  • Saffy

    As a palliative medicine physician who opposes euthanasia because I see that all of a person's life is precious, even the struggles that may come as we leave it; I wonder at those who still reject the rights of the unborn. 

    When we are spending millions on terminating some lives and millions more on helping infertile people to have children; how does that make ethical sense to us as a community?

    It feels as if we are failing to look at the big picture; life is not fair and we do not have endless choices as to how we want to live it. We should consider that it is beyond us to choose when we arrive, what sex we are, how tall we are or even what terminal illness we contract and when we die.

    This life has suffering as part of the package, but in my practice I see that accepting the inevitable nature of this brings peace. To fight for your own choices all the way leaves many trampled beneath your desires.

    Fight neglect, shun discrimination, teach us all to recognise and reject age old cultural stigmas, but remember that you do not speak for all of us when you say that babies are expendable just because they are not yet ready to be born.

  • Guest

    Lord David Steel is on record as saying on the 40th anniversary of the Abortion Act that there were too many abortions and that abortion is being used as contraception.
    So I am not convinced that what happens now reflects the intention of the Abortion Act as originally drafted.

    “I think Berer is advocating abortion for any reason that the woman – the
    one carrying the pregnancy – feels to be strong enough to warrant a
    termination. And I think she's absolutely right” – really?
    so no right for the unborn then and absolute right for the mother?
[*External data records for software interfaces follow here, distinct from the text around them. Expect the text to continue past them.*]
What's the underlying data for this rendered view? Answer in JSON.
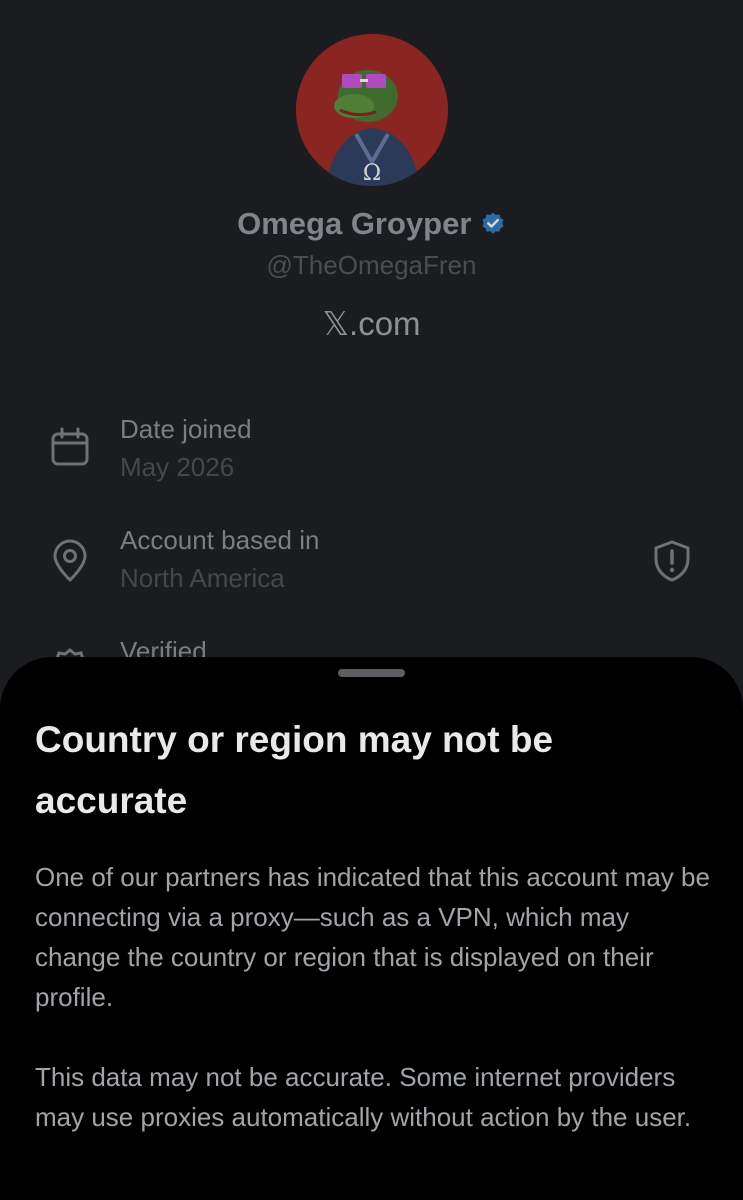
{
  "profile": {
    "display_name": "Omega Groyper",
    "handle": "@TheOmegaFren",
    "site": "𝕏.com",
    "avatar_glyph": "Ω",
    "verified": true,
    "verified_color": "#1d9bf0"
  },
  "details": {
    "date_joined": {
      "label": "Date joined",
      "value": "May 2026",
      "icon": "calendar-icon"
    },
    "account_based_in": {
      "label": "Account based in",
      "value": "North America",
      "icon": "location-pin-icon",
      "trailing_icon": "shield-alert-icon"
    },
    "verified": {
      "label": "Verified",
      "icon": "verified-badge-icon"
    }
  },
  "sheet": {
    "title": "Country or region may not be accurate",
    "paragraph_1": "One of our partners has indicated that this account may be connecting via a proxy—such as a VPN, which may change the country or region that is displayed on their profile.",
    "paragraph_2": "This data may not be accurate. Some internet providers may use proxies automatically without action by the user."
  }
}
    lets quote Dr Bernard Nathason on this, who, has been part of “both sides” of the abortion argument:

    “We must courageously face the fact – finally – that human life of a special order is being taken. (…) The fierce militants of the Women's Liberation evade this issue and assert that the woman's right to bear or not to bear children is her absolute right. (…) On the other hand the ferocious Right-to life legions proclaim no rights for the women and

    absolute rights for the fetus. (…) Somewhere in the vast philosophic plateau between the two implacably opposed camps- past the slogans, past the pamphlets, past even the demonstrations and the legislative threats –
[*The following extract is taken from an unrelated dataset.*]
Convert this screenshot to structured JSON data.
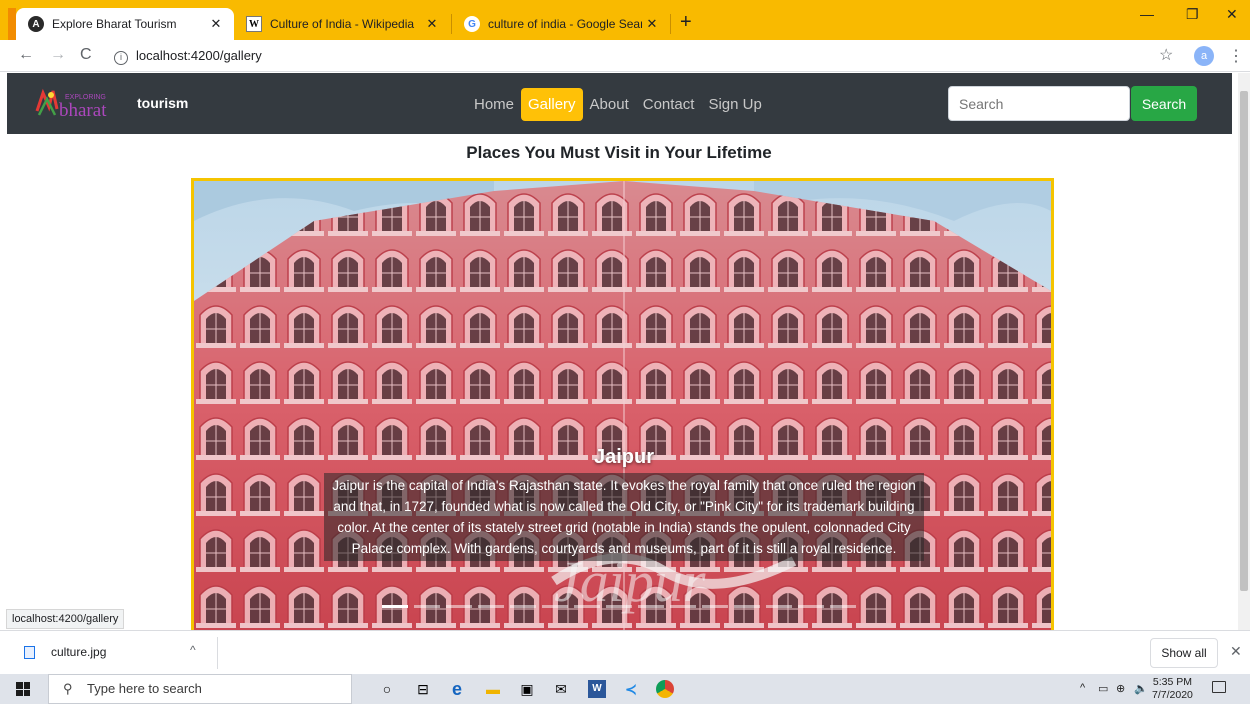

    lies the infinitely agonizing truth. We are taking life, and the

    deliberate taking of life, even of a special order and under special circumstances, is an inexpressibly serious matter.” (Bernard Nathanson.

    Deeper into Abortion. New England Journal of Medicine. 28 November 1974.)

  • JHS

    There is one vital question which needs a clear answer in relation to abortion for whatever reason it is carried out. What is the nature of the being whose life is being destroyed in an abortion? The answer, which was known to Hippocrates, is a human life. To destroy that life because it is of the undesired sex or for any other reason is reprehensible in the extreme.
    One does not need to be a doctor or scientist to understand the true nature of what is now euphemistically called termination. Let us face reality even when it is painful to do so

  • cagedsky

    Dr Berer, you say: '
    The potential for abuse of a woman by her husband and family, and poor treatment of and even purposeful neglect of girl children (leading to poor development and even death), are common outcomes in Asian cultures that demand that women produce boys. Women can be rejected and their lives made miserable. '
    We need to stand up for women in these situations, to stand up against this domestic violence, not to appease the abusive husbands by getting rid of girl babies. Abusers very often succeed in abusing because their targets will do anything to avoid (often dangerous) conflict.

  • Marion Schmidt

    termination of pregnancy based on female sex is highly discriminatory against women.
    Based on the argument that it should be available as otherwise women and female children might be abused/neglected raises the question what we are doing about this abuse rather than bypass the issue by making sex selection acceptable.